* [What you have to do]:
Look through the lines below and extract each one that contains "save".

* [Supplied material]:
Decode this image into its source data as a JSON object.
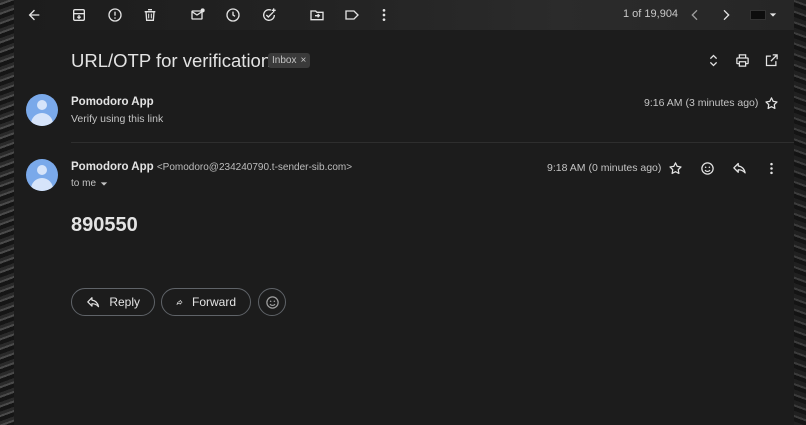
{
  "toolbar": {
    "pager_text": "1 of 19,904"
  },
  "thread": {
    "subject": "URL/OTP for verification",
    "label_chip": "Inbox",
    "label_chip_close": "×"
  },
  "messages": [
    {
      "sender": "Pomodoro App",
      "snippet": "Verify using this link",
      "time": "9:16 AM (3 minutes ago)"
    },
    {
      "sender": "Pomodoro App",
      "email": "<Pomodoro@234240790.t-sender-sib.com>",
      "recipient": "to me",
      "time": "9:18 AM (0 minutes ago)",
      "body": "890550"
    }
  ],
  "actions": {
    "reply_label": "Reply",
    "forward_label": "Forward"
  },
  "colors": {
    "background": "#1c1c1c",
    "text": "#e3e3e3",
    "avatar": "#7aa9ea"
  },
  "icons": [
    "back-arrow-icon",
    "archive-icon",
    "report-spam-icon",
    "delete-icon",
    "mark-unread-icon",
    "snooze-icon",
    "add-task-icon",
    "move-to-icon",
    "label-icon",
    "more-vert-icon",
    "chevron-left-icon",
    "chevron-right-icon",
    "expand-collapse-icon",
    "print-icon",
    "open-new-window-icon",
    "star-icon",
    "emoji-icon",
    "reply-icon",
    "forward-icon"
  ]
}
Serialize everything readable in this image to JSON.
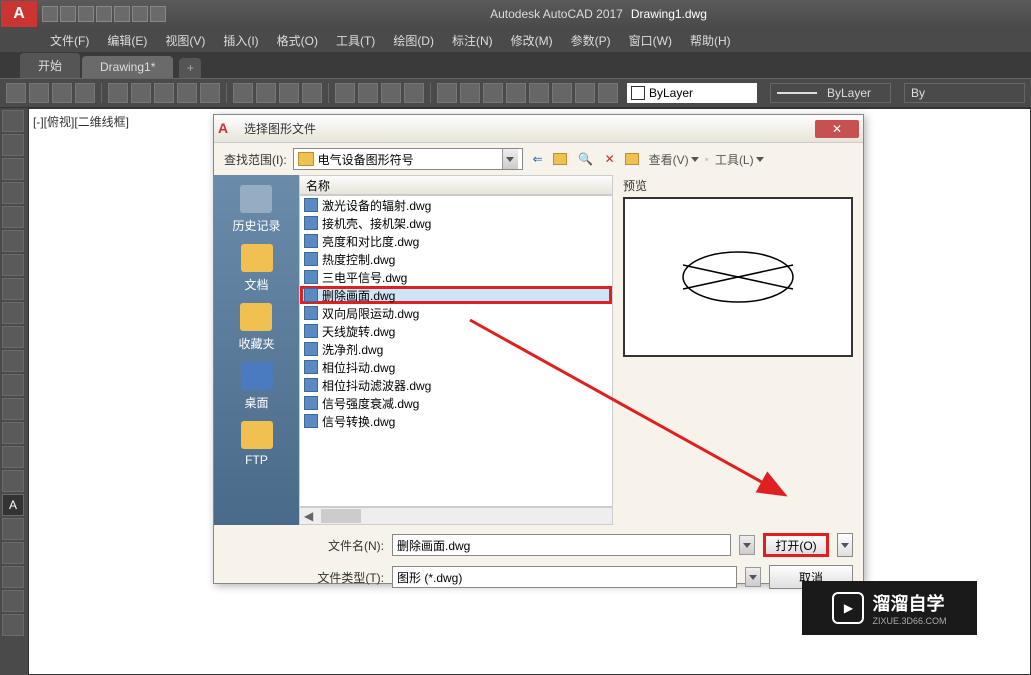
{
  "app": {
    "name": "Autodesk AutoCAD 2017",
    "document": "Drawing1.dwg"
  },
  "menu": [
    "文件(F)",
    "编辑(E)",
    "视图(V)",
    "插入(I)",
    "格式(O)",
    "工具(T)",
    "绘图(D)",
    "标注(N)",
    "修改(M)",
    "参数(P)",
    "窗口(W)",
    "帮助(H)"
  ],
  "tabs": {
    "start": "开始",
    "drawing": "Drawing1*"
  },
  "bylayer": {
    "label": "ByLayer",
    "label2": "ByLayer",
    "label3": "By"
  },
  "viewport_label": "[-][俯视][二维线框]",
  "dialog": {
    "title": "选择图形文件",
    "look_in_label": "查找范围(I):",
    "look_in_value": "电气设备图形符号",
    "view_btn": "查看(V)",
    "tools_btn": "工具(L)",
    "name_col": "名称",
    "preview_label": "预览",
    "places": {
      "history": "历史记录",
      "docs": "文档",
      "favorites": "收藏夹",
      "desktop": "桌面",
      "ftp": "FTP"
    },
    "files": [
      "激光设备的辐射.dwg",
      "接机壳、接机架.dwg",
      "亮度和对比度.dwg",
      "热度控制.dwg",
      "三电平信号.dwg",
      "删除画面.dwg",
      "双向局限运动.dwg",
      "天线旋转.dwg",
      "洗净剂.dwg",
      "相位抖动.dwg",
      "相位抖动滤波器.dwg",
      "信号强度衰减.dwg",
      "信号转换.dwg"
    ],
    "filename_label": "文件名(N):",
    "filename_value": "删除画面.dwg",
    "filetype_label": "文件类型(T):",
    "filetype_value": "图形 (*.dwg)",
    "open_btn": "打开(O)",
    "cancel_btn": "取消"
  },
  "watermark": {
    "title": "溜溜自学",
    "url": "ZIXUE.3D66.COM"
  }
}
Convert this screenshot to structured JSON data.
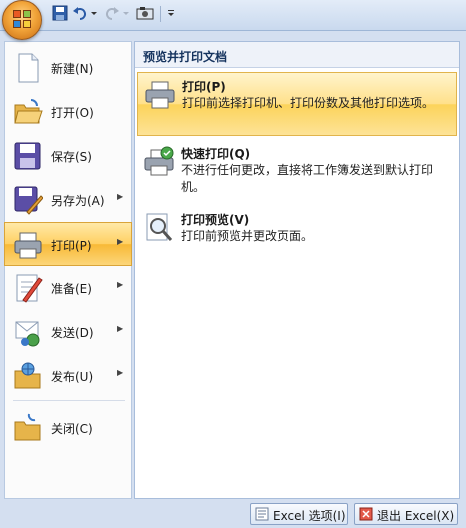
{
  "qat": {
    "office_button": "office-button",
    "items": [
      "save-icon",
      "undo-icon",
      "redo-icon",
      "camera-icon",
      "customize-icon"
    ]
  },
  "menu": {
    "items": [
      {
        "label": "新建(N)",
        "icon": "new-document-icon",
        "has_submenu": false
      },
      {
        "label": "打开(O)",
        "icon": "open-folder-icon",
        "has_submenu": false
      },
      {
        "label": "保存(S)",
        "icon": "save-disk-icon",
        "has_submenu": false
      },
      {
        "label": "另存为(A)",
        "icon": "save-as-icon",
        "has_submenu": true
      },
      {
        "label": "打印(P)",
        "icon": "printer-icon",
        "has_submenu": true,
        "active": true
      },
      {
        "label": "准备(E)",
        "icon": "prepare-icon",
        "has_submenu": true
      },
      {
        "label": "发送(D)",
        "icon": "send-icon",
        "has_submenu": true
      },
      {
        "label": "发布(U)",
        "icon": "publish-icon",
        "has_submenu": true
      },
      {
        "label": "关闭(C)",
        "icon": "close-folder-icon",
        "has_submenu": false
      }
    ]
  },
  "submenu": {
    "header": "预览并打印文档",
    "items": [
      {
        "title": "打印(P)",
        "desc": "打印前选择打印机、打印份数及其他打印选项。",
        "icon": "printer-icon",
        "active": true
      },
      {
        "title": "快速打印(Q)",
        "desc": "不进行任何更改，直接将工作簿发送到默认打印机。",
        "icon": "quick-print-icon"
      },
      {
        "title": "打印预览(V)",
        "desc": "打印前预览并更改页面。",
        "icon": "print-preview-icon"
      }
    ]
  },
  "bottom": {
    "options_label": "Excel 选项(I)",
    "exit_label": "退出 Excel(X)"
  },
  "colors": {
    "active_gradient": "#ffd062",
    "header_text": "#15335e",
    "frame": "#d4dff0"
  }
}
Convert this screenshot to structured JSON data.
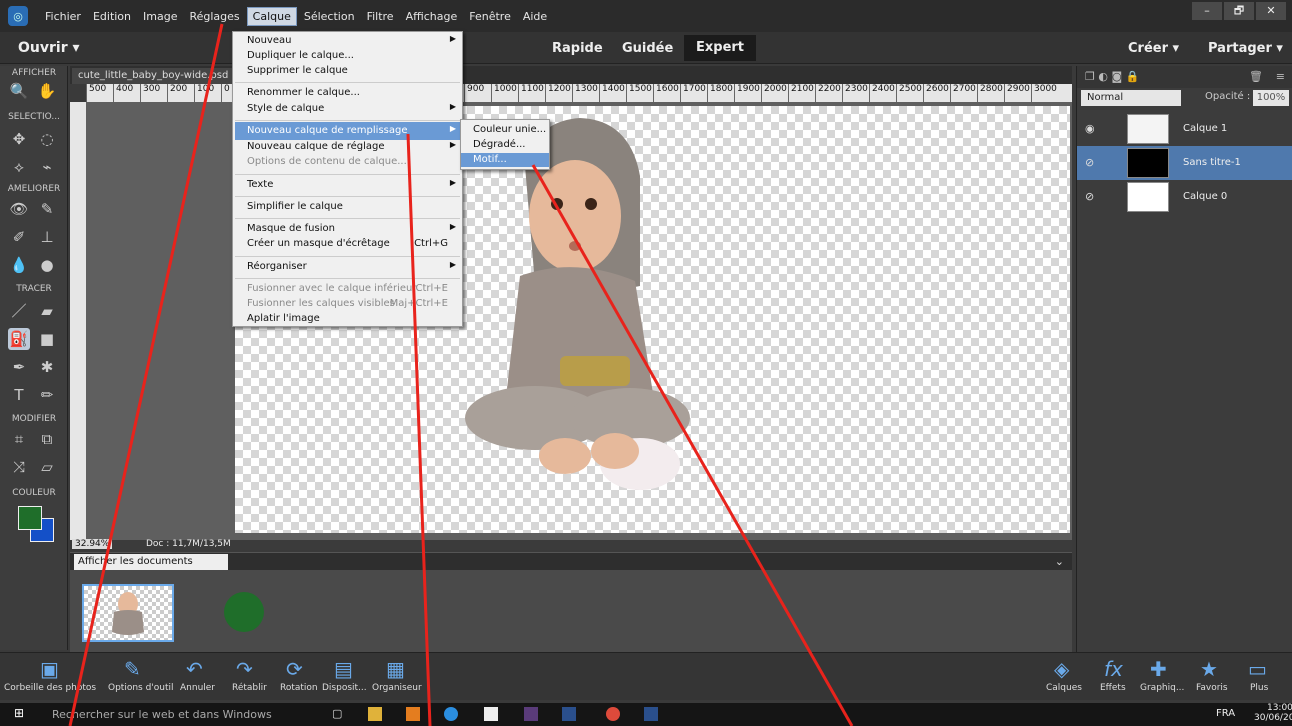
{
  "menubar": {
    "items": [
      "Fichier",
      "Edition",
      "Image",
      "Réglages",
      "Calque",
      "Sélection",
      "Filtre",
      "Affichage",
      "Fenêtre",
      "Aide"
    ],
    "window_controls": [
      "–",
      "🗗",
      "✕"
    ]
  },
  "modebar": {
    "open_label": "Ouvrir",
    "modes": [
      "Rapide",
      "Guidée",
      "Expert"
    ],
    "create_label": "Créer",
    "share_label": "Partager"
  },
  "toolbox": {
    "sections": [
      "AFFICHER",
      "SELECTIO...",
      "AMELIORER",
      "TRACER",
      "MODIFIER",
      "COULEUR"
    ]
  },
  "document": {
    "tab_title": "cute_little_baby_boy-wide.psd @ 32,9% (RVB/8) * ×",
    "ruler_labels": [
      "500",
      "400",
      "300",
      "200",
      "100",
      "0",
      "100",
      "200",
      "300",
      "400",
      "500",
      "600",
      "700",
      "800",
      "900",
      "1000",
      "1100",
      "1200",
      "1300",
      "1400",
      "1500",
      "1600",
      "1700",
      "1800",
      "1900",
      "2000",
      "2100",
      "2200",
      "2300",
      "2400",
      "2500",
      "2600",
      "2700",
      "2800",
      "2900",
      "3000"
    ],
    "zoom": "32.94%",
    "doc_size": "Doc : 11,7M/13,5M"
  },
  "bin": {
    "selector": "Afficher les documents ouve..."
  },
  "layers_panel": {
    "blend_mode": "Normal",
    "opacity_label": "Opacité :",
    "opacity_value": "100%",
    "layers": [
      {
        "name": "Calque 1",
        "visible": true,
        "selected": false
      },
      {
        "name": "Sans titre-1",
        "visible": false,
        "selected": true
      },
      {
        "name": "Calque 0",
        "visible": false,
        "selected": false
      }
    ]
  },
  "calque_menu": {
    "items": [
      {
        "label": "Nouveau",
        "submenu": true
      },
      {
        "label": "Dupliquer le calque..."
      },
      {
        "label": "Supprimer le calque"
      },
      {
        "label": "Renommer le calque..."
      },
      {
        "label": "Style de calque",
        "submenu": true
      },
      {
        "label": "Nouveau calque de remplissage",
        "submenu": true,
        "highlighted": true
      },
      {
        "label": "Nouveau calque de réglage",
        "submenu": true
      },
      {
        "label": "Options de contenu de calque...",
        "disabled": true
      },
      {
        "label": "Texte",
        "submenu": true
      },
      {
        "label": "Simplifier le calque"
      },
      {
        "label": "Masque de fusion",
        "submenu": true
      },
      {
        "label": "Créer un masque d'écrêtage",
        "shortcut": "Ctrl+G"
      },
      {
        "label": "Réorganiser",
        "submenu": true
      },
      {
        "label": "Fusionner avec le calque inférieur",
        "shortcut": "Ctrl+E",
        "disabled": true
      },
      {
        "label": "Fusionner les calques visibles",
        "shortcut": "Maj+Ctrl+E",
        "disabled": true
      },
      {
        "label": "Aplatir l'image"
      }
    ]
  },
  "fill_submenu": {
    "items": [
      "Couleur unie...",
      "Dégradé...",
      "Motif..."
    ]
  },
  "bottombar": {
    "items": [
      "Corbeille des photos",
      "Options d'outil",
      "Annuler",
      "Rétablir",
      "Rotation",
      "Disposit...",
      "Organiseur",
      "Calques",
      "Effets",
      "Graphiq...",
      "Favoris",
      "Plus"
    ]
  },
  "taskbar": {
    "search_placeholder": "Rechercher sur le web et dans Windows",
    "language": "FRA",
    "time": "13:00",
    "date": "30/06/2016"
  },
  "colors": {
    "foreground": "#1f6e2a",
    "background": "#1450c8",
    "highlight": "#6a9ad5",
    "annotation": "#e8231c"
  }
}
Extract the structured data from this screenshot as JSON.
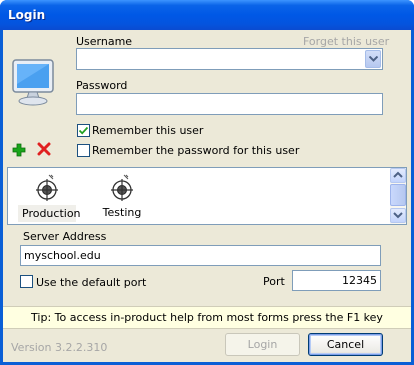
{
  "window": {
    "title": "Login"
  },
  "username": {
    "label": "Username",
    "value": "",
    "forget_link": "Forget this user"
  },
  "password": {
    "label": "Password",
    "value": ""
  },
  "options": {
    "remember_user": {
      "label": "Remember this user",
      "checked": true
    },
    "remember_password": {
      "label": "Remember the password for this user",
      "checked": false
    }
  },
  "servers": [
    {
      "label": "Production",
      "selected": true,
      "icon": "server-target-icon"
    },
    {
      "label": "Testing",
      "selected": false,
      "icon": "server-target-icon"
    }
  ],
  "server_address": {
    "label": "Server Address",
    "value": "myschool.edu"
  },
  "default_port": {
    "label": "Use the default port",
    "checked": false
  },
  "port": {
    "label": "Port",
    "value": "12345"
  },
  "tip": "Tip: To access in-product help from most forms press the F1 key",
  "version": "Version 3.2.2.310",
  "buttons": {
    "login": "Login",
    "cancel": "Cancel"
  },
  "colors": {
    "titlebar": "#0058e6",
    "face": "#ece9d8",
    "tip_bg": "#ffffe1",
    "add_icon": "#1aa51a",
    "remove_icon": "#e02020"
  }
}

* [Task result]:
      "save-icon",
        "icon": "save-disk-icon",
        "icon": "save-as-icon",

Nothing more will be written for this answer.